# Assigned task
When a line of the entries below contains "Pitch", it counts once; state how many such lines there are and nothing else.

# Exercise data
Segment Open

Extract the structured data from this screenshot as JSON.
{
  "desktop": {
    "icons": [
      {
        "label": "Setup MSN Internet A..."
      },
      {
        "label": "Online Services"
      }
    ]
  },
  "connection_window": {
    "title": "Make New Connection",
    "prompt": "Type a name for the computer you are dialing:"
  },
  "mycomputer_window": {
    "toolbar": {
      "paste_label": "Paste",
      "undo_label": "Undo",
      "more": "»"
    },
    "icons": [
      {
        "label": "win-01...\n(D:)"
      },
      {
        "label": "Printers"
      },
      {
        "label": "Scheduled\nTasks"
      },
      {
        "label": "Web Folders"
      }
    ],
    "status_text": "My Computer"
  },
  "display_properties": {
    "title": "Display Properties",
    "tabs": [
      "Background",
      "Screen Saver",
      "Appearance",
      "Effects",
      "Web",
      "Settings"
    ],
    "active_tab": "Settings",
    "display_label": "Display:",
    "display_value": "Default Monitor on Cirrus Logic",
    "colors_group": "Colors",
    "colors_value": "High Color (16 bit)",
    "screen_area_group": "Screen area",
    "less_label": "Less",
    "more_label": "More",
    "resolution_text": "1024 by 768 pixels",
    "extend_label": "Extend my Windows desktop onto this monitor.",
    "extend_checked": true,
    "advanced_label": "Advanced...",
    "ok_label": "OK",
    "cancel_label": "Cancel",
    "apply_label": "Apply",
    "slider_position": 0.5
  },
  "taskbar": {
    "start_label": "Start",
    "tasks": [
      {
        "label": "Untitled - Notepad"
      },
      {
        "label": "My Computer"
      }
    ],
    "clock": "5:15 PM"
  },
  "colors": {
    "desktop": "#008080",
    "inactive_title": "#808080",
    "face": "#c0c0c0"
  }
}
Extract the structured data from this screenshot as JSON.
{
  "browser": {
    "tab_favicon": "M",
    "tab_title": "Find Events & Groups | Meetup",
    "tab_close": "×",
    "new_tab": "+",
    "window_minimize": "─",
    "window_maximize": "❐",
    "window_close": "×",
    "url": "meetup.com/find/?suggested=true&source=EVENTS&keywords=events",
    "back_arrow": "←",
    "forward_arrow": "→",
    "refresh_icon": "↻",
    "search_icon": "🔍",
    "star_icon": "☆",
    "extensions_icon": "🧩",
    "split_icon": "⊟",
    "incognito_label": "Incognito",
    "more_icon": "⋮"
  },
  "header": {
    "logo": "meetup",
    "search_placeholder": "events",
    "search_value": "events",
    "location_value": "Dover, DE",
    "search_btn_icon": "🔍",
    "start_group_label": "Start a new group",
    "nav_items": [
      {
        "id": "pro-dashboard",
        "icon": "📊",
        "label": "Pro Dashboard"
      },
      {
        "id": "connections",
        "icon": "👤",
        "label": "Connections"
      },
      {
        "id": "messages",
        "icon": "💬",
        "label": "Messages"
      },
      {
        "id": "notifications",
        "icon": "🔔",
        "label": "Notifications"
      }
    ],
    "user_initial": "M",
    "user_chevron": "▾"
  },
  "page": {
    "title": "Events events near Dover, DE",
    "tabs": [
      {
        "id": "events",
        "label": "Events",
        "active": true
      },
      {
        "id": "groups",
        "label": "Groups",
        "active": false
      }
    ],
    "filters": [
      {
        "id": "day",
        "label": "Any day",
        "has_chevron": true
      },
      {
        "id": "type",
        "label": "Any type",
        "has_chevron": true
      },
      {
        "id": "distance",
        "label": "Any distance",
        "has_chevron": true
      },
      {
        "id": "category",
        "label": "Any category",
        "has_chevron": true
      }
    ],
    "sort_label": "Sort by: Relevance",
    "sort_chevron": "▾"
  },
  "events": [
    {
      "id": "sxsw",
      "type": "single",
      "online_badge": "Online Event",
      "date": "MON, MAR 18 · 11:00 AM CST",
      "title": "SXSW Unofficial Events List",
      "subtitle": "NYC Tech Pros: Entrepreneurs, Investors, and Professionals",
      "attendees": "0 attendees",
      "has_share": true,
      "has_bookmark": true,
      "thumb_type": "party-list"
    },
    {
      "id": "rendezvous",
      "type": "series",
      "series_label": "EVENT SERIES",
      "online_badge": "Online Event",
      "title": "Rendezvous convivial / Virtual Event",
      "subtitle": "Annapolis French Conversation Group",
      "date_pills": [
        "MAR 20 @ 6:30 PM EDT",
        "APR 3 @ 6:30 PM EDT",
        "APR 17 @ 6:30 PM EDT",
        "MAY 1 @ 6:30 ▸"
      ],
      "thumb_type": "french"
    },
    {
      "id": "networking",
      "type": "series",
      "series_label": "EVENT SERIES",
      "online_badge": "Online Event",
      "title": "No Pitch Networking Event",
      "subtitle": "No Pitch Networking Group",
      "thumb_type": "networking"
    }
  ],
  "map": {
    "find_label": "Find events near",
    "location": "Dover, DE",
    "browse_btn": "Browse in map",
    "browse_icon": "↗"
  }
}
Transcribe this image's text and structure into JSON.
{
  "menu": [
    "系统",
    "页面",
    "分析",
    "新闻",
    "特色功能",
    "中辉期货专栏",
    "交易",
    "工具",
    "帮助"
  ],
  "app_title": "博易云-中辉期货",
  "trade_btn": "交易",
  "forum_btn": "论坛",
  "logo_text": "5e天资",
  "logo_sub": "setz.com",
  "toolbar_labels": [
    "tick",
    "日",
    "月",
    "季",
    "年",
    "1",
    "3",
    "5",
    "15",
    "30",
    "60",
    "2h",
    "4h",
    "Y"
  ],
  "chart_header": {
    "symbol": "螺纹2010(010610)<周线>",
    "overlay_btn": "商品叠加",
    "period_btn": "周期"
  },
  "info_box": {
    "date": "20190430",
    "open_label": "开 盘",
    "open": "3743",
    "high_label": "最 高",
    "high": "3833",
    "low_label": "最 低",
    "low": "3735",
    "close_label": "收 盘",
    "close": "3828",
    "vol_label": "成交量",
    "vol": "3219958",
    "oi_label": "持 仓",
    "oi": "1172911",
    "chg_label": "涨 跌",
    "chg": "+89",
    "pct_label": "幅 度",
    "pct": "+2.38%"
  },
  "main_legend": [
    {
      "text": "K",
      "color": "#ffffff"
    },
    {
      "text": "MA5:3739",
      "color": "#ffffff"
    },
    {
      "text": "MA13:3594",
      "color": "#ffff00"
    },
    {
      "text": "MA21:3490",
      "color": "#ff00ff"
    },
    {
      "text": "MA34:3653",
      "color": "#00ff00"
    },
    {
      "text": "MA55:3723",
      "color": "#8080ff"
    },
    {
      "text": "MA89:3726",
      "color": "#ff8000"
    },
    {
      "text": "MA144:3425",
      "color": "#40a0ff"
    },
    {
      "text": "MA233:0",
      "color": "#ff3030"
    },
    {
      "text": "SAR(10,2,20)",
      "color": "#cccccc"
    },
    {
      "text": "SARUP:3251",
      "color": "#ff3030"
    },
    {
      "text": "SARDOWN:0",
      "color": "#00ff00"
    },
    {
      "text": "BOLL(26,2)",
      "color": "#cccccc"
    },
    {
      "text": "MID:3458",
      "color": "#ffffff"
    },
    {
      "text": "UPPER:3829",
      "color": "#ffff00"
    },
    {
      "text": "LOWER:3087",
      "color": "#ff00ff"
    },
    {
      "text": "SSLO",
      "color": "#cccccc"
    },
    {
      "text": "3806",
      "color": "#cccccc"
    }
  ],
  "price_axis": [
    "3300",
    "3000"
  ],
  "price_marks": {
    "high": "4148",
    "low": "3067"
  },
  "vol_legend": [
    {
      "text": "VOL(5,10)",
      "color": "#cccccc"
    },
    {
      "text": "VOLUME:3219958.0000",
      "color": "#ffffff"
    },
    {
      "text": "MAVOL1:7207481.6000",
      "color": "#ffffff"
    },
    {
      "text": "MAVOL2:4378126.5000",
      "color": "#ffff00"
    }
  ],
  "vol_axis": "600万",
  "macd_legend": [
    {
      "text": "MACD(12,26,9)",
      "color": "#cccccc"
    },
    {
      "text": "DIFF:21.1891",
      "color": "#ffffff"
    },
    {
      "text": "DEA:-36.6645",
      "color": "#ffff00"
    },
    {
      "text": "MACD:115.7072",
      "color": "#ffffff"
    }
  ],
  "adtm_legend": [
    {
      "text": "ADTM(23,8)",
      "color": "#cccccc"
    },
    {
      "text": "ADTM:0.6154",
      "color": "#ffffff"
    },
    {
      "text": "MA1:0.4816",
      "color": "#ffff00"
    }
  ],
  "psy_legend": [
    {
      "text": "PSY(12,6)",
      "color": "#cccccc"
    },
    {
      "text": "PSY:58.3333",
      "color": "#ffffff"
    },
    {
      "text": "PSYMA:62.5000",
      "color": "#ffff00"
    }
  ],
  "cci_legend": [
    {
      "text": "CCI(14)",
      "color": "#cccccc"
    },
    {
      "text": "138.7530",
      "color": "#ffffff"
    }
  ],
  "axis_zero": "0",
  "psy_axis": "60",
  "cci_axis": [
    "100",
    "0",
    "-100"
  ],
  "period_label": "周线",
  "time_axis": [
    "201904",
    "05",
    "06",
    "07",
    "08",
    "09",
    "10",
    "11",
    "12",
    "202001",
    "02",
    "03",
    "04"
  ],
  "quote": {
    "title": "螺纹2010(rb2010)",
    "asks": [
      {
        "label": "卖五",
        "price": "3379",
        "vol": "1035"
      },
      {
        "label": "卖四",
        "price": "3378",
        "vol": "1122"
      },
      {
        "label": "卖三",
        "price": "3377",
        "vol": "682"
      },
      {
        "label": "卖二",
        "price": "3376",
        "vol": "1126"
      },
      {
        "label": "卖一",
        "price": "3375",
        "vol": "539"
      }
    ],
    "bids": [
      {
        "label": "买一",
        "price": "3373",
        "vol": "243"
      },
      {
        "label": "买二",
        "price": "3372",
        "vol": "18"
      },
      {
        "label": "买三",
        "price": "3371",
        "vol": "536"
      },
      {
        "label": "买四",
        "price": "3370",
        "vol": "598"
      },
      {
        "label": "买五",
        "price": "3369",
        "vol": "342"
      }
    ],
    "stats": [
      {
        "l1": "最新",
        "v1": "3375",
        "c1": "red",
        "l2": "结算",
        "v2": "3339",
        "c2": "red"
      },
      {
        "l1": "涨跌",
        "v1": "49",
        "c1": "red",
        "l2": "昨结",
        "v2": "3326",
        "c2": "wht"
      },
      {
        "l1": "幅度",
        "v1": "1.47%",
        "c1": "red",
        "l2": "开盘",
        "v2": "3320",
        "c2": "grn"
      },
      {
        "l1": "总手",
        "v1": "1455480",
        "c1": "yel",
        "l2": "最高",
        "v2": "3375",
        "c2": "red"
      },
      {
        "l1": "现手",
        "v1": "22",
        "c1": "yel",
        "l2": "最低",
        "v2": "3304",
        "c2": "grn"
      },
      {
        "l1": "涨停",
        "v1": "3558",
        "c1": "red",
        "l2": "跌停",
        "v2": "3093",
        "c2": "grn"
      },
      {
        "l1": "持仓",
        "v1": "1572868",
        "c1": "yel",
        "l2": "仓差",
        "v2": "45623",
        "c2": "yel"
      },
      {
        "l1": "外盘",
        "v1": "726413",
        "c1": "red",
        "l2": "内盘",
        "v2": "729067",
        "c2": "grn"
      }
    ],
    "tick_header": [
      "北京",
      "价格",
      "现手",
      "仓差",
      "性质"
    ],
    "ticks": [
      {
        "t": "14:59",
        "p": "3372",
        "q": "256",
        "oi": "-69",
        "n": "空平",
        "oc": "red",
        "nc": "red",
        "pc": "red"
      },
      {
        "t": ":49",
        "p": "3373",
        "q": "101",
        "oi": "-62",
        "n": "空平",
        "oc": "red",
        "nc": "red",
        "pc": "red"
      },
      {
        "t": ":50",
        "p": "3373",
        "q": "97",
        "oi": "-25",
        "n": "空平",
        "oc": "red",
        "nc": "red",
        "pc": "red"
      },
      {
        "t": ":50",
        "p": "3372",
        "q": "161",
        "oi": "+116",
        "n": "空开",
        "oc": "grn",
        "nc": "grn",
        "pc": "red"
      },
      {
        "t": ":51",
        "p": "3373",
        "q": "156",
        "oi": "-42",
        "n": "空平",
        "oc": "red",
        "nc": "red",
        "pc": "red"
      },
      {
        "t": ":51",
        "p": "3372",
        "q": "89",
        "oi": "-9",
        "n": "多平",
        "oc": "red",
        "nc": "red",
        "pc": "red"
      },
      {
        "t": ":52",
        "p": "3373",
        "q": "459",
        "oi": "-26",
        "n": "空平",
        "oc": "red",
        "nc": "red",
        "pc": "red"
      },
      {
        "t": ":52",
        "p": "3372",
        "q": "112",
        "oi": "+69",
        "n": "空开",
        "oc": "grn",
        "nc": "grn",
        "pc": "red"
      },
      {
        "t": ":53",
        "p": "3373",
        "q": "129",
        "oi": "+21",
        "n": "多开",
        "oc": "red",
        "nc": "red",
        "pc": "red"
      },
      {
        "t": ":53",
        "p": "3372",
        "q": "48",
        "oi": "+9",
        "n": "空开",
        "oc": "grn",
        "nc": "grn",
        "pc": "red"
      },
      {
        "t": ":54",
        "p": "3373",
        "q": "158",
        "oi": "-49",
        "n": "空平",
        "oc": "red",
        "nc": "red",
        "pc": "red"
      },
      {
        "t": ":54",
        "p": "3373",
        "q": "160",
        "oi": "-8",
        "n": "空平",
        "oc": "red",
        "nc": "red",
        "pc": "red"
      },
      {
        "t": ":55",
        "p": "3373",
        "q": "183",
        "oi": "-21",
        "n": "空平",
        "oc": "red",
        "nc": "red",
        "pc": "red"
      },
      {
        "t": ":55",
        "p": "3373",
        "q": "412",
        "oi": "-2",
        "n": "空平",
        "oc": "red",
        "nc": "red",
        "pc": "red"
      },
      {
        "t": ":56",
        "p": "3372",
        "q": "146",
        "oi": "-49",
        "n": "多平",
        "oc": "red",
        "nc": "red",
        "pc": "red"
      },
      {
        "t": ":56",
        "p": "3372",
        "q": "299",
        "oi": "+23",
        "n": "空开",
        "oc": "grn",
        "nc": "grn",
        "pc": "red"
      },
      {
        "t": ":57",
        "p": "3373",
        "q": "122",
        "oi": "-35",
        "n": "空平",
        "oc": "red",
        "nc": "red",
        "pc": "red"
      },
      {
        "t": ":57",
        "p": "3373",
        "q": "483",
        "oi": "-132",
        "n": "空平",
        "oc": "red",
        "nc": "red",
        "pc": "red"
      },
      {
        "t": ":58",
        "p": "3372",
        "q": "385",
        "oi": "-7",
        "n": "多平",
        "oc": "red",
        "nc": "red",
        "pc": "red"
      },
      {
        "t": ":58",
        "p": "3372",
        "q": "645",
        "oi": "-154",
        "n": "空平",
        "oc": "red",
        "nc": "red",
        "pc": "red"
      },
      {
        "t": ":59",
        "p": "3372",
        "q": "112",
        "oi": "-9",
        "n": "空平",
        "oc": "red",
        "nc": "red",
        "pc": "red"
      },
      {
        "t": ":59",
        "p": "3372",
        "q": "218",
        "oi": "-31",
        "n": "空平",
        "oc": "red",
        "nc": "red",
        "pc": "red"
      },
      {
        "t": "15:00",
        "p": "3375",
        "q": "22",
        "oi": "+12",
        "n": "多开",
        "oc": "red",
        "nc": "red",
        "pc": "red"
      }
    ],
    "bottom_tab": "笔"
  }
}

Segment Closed

# Exercise solution
2